__Task to carry out__
Search the records for the string "this" and return each line that has it.

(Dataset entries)
· · · · · · ·
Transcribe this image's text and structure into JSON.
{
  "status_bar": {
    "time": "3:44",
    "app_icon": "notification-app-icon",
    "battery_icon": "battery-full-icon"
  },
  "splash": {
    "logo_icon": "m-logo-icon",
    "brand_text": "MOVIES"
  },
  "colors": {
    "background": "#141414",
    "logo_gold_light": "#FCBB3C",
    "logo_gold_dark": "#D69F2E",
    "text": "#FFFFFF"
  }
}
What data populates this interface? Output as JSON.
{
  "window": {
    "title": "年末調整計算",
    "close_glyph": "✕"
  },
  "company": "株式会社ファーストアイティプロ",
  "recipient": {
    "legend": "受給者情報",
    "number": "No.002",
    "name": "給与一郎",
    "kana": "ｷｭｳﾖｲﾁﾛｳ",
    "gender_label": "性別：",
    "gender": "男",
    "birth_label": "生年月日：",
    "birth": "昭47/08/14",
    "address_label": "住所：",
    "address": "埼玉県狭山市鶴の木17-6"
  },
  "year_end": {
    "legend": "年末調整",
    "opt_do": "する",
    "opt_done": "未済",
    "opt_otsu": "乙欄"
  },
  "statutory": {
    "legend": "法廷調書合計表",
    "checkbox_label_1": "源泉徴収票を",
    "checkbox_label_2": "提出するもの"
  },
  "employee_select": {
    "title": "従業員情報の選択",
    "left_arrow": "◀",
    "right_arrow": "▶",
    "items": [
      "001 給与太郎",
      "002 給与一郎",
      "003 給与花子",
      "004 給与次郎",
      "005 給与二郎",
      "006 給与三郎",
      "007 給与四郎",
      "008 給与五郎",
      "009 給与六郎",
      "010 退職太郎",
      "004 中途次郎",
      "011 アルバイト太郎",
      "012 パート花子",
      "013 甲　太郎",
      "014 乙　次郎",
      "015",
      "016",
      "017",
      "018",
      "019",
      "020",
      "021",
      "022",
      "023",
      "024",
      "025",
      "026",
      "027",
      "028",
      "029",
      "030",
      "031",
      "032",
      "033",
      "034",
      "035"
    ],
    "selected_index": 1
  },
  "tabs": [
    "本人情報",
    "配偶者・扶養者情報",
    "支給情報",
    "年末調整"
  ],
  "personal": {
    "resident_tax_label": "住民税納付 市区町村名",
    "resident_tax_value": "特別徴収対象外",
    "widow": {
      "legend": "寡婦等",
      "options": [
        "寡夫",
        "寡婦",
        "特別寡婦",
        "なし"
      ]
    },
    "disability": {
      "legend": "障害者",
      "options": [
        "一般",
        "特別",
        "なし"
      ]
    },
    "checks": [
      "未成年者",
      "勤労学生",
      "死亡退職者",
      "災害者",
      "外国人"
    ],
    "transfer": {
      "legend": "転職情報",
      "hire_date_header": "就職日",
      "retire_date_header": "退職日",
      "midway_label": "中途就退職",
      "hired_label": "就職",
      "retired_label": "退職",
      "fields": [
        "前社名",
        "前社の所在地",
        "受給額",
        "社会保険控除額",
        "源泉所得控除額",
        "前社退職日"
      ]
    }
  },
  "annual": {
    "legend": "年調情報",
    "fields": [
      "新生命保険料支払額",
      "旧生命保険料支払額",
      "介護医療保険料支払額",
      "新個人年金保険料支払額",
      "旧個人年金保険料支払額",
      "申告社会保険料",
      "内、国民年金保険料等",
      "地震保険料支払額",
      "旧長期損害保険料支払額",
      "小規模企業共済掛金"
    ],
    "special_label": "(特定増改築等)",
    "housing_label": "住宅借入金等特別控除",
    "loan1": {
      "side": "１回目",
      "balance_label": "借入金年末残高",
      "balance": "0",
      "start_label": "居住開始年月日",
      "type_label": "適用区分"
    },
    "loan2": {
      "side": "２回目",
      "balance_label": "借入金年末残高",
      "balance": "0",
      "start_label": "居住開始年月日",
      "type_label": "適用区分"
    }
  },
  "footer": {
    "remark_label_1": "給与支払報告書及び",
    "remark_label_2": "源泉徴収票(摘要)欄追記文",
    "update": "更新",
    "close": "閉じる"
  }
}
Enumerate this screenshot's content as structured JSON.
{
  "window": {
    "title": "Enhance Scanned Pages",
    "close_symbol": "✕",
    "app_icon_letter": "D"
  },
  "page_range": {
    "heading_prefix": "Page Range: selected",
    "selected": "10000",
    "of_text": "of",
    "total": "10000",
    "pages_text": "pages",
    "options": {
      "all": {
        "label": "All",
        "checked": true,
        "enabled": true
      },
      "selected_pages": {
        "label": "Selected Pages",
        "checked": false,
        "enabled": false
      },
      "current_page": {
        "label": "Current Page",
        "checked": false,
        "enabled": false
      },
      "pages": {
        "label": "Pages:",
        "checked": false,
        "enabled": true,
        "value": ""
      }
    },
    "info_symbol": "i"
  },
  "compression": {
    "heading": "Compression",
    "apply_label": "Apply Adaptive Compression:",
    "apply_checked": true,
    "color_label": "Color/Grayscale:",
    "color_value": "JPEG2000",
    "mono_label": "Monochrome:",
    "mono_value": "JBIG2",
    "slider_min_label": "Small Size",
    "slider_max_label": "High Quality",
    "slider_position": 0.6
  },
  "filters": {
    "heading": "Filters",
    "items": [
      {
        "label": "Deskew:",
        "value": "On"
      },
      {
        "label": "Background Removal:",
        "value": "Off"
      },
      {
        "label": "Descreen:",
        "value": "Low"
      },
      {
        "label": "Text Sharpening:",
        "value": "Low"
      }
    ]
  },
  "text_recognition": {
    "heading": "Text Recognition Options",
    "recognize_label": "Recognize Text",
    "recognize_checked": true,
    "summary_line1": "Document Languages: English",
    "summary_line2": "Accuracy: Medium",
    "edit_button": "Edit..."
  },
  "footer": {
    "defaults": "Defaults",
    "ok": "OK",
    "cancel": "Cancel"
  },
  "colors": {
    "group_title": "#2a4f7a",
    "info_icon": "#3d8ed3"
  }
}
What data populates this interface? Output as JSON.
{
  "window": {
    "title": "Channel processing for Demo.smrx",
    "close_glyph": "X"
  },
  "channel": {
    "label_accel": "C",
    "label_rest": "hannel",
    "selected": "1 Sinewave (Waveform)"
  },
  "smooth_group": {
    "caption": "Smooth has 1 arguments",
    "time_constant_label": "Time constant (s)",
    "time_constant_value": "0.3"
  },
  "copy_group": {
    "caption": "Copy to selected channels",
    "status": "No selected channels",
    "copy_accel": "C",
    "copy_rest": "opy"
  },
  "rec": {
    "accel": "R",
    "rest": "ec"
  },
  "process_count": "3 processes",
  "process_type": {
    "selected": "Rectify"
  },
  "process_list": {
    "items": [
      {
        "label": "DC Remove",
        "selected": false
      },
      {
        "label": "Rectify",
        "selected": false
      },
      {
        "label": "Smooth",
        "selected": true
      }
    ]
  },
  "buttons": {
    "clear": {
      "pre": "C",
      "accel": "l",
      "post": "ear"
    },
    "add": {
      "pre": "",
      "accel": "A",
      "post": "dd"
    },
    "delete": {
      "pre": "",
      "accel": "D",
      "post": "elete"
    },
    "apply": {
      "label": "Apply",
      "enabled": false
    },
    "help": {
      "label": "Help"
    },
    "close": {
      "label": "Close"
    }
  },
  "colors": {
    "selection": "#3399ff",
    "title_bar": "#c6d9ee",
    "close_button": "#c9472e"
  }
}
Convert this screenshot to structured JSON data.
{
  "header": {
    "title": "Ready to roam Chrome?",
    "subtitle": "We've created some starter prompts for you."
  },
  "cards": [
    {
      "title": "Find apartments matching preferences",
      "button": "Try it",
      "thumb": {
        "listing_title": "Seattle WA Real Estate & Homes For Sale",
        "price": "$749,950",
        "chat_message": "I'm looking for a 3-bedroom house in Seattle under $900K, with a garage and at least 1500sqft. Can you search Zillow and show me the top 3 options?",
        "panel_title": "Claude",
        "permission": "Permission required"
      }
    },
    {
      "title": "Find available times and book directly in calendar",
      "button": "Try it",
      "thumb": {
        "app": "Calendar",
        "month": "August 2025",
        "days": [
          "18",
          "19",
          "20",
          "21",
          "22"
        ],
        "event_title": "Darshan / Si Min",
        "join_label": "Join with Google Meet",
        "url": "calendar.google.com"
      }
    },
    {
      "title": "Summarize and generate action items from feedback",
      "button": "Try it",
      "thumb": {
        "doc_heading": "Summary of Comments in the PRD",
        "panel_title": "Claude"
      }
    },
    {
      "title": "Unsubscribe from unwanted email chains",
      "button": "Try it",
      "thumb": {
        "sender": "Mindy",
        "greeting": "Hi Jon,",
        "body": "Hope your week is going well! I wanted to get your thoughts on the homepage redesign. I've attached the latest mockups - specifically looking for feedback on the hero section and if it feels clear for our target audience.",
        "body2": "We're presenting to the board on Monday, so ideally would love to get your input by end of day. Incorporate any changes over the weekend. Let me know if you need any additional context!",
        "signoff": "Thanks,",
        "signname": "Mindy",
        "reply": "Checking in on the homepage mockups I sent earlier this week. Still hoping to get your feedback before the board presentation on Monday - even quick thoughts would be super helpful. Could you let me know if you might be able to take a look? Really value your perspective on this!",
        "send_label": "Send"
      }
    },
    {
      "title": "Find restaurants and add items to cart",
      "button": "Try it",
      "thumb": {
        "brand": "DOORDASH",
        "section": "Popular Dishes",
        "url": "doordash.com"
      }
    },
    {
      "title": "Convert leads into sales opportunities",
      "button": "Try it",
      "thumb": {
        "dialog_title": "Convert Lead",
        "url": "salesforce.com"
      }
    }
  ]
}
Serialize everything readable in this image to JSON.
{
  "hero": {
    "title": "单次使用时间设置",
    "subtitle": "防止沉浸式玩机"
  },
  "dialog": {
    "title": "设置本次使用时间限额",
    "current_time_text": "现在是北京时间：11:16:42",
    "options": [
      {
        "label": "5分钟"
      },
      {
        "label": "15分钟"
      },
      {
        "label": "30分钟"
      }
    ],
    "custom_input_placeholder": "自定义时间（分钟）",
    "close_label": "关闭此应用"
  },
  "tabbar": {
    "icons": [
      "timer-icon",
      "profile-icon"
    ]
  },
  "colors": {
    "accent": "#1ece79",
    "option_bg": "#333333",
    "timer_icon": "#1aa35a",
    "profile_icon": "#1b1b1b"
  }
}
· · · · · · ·
__Exercise response__
Transcribe this image's text and structure into JSON.
What data populates this interface? Output as JSON.
Enumerate this screenshot's content as structured JSON.
What data populates this interface? Output as JSON.
Convert this screenshot to structured JSON data.
        "reply": "Checking in on the homepage mockups I sent earlier this week. Still hoping to get your feedback before the board presentation on Monday - even quick thoughts would be super helpful. Could you let me know if you might be able to take a look? Really value your perspective on this!",
Serialize everything readable in this image to JSON.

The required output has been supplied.